Despite such a vagabond lifestyle, Ford kept a close eye on Tennessee politics in the aftermath of his Senate loss.
In 2007 and into 2008, the former congressman had regular lunches with Democratic officials in Nashville to pick up intelligence and remind the state capital’s political class that he was still interested in a future run, according to a Tennessee Democrat.
But the sessions stopped by the end of 2008, at which point Democrats began to think it was unlikely that he’d run for governor in 2010, the contest he was mulling and in which he would have been the Democratic frontrunner.
Last April he made that decision formal, issuing a statement which read: “There will be another race and time to ask for your support” – widely assumed to be another bid at statewide office in Tennessee.
But Ford had, by then, settled down in New York with his new wife, Emily Threlkeld, a fashion industry executive whose stepfather, Anson Beard, is a legendary Wall Street figure. And around that same time, with Hillary Clinton running for president and an open seat in his adopted home town likely to open up, people around Ford began pondering an audacious New York run.

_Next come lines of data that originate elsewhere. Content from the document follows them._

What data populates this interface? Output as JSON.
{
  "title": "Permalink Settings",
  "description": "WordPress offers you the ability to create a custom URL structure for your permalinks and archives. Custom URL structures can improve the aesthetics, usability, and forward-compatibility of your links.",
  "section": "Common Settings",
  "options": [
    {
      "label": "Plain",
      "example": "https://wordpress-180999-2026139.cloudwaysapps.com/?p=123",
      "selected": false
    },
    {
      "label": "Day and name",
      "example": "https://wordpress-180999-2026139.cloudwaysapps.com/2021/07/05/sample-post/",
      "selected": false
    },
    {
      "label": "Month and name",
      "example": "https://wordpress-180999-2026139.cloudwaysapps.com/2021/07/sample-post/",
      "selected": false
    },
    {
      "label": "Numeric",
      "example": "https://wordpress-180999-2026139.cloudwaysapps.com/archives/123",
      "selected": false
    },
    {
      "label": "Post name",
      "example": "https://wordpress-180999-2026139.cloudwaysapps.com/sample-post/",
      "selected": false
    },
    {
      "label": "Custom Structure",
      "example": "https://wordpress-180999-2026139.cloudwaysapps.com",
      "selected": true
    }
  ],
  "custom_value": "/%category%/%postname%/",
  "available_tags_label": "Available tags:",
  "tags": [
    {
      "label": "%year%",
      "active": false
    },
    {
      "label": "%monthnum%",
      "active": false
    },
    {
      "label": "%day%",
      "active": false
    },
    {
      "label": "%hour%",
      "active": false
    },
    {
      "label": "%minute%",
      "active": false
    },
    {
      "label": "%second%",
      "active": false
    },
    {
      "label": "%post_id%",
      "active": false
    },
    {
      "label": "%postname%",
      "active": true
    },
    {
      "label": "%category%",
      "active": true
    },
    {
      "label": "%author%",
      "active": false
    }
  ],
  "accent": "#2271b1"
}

Back in 2008, Threlkeld mentioned to a friend that Ford was considering making the race, the friend said. Gov. David Paterson’s choice of Gillibrand, a little known upstate congressman, to fill Clinton’s seat after she resigned to become secretary of state, fueled the interest.
Ford started hearing about it at cocktail parties: Influential figures like fundraisers Steve Rattner and Maureen White, who had long had a rocky relationship with Gillibrand, were urging him to run. He seemed, said one member of that scene who talked to him about the Senate, like he was “bored” with his banking job, and ready for a new challenge.
Ford fills the sort of hazy role at Merrill traditionally occupied by political stars at New York investment firms. They’re rainmakers and image-buffers, there to impress clients, make connections, and put a politic foot forward in public settings.
But Ford arrived at the tail of the boom, and stayed at Merrill through its absorption by Bank of America and through a controversial round of bonuses at the end of 2008. His spokesman, Davidson Goldin, refused to say whether he’d received one, but New York Attorney General Andrew Cuomo has requested information on the bonuses from the bank, which received federal support to weather the crisis.
“He’s not bored,” said Glenn, the friend. To the contrary, “he had to get comfortable with the new team, got comfortable with the new team, and decided to stay.”
Now Ford is considering leaving the bank to step back into politics, and feeling his way onto the unfamiliar terrain of the common man. His spokesman, Goldin, said in response to a question about one litmus test – whether he takes the subway – that he rides it “regularly,” but Ford told the Times he only hops on when it’s cold and he can’t find a cab.
There are, after all, other forms of transportation available.
“The only place I have not spent considerable time is Staten Island,” he told the Times reporter, who asked if he’d ever, in fact, visited the borough.
“I landed there in the helicopter, so I can say yes,” said Ford.